How do I get my crops
certified to sell as organic?
If you are new to organic certification, head to our website and download a certification packet that is applicable to your scope (crops, livestock, wild crops).
Renewing clients should submit the below information to OneCert with their annual renewal packet:
- Seed List with type, status of seed, name of seed, source, if treated, and amount
- Organic Seed Search form for use of nonorganic seed
- Annual Field Plan or Field History form with location of crop
- Any other form requested by OneCert
We realize that plans do change so, if you run into issues and need to update your crops please submit updated forms to OneCert at least 3 months prior to the harvest of your crop to ensure you have an updated organic certificate on hand.

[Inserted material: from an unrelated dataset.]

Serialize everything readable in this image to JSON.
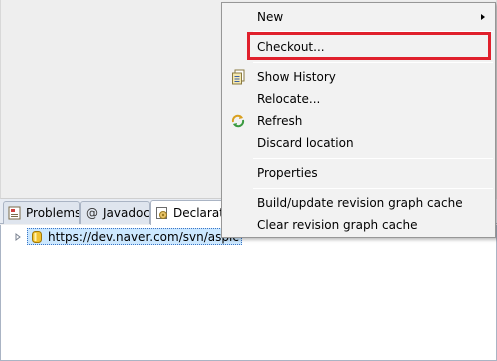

Once your crop is certified you should maintain all recordkeeping documentation to provide a clear traceability audit by your certification agency and your buyer. Records to maintain can include field activity documentation, input application records, equipment cleanout, clean truck, storage in/out, BOLs, your organic certificate, etc. Note that your current organic certificate is valid until surrendered, suspended, or revoked. Your buyer can accept your current certificate with updated crop listing or a copy of your listing from the National Organic Programs Organic Integrity Database (OID). If you need assistance navigating the OID, please contact OneCert.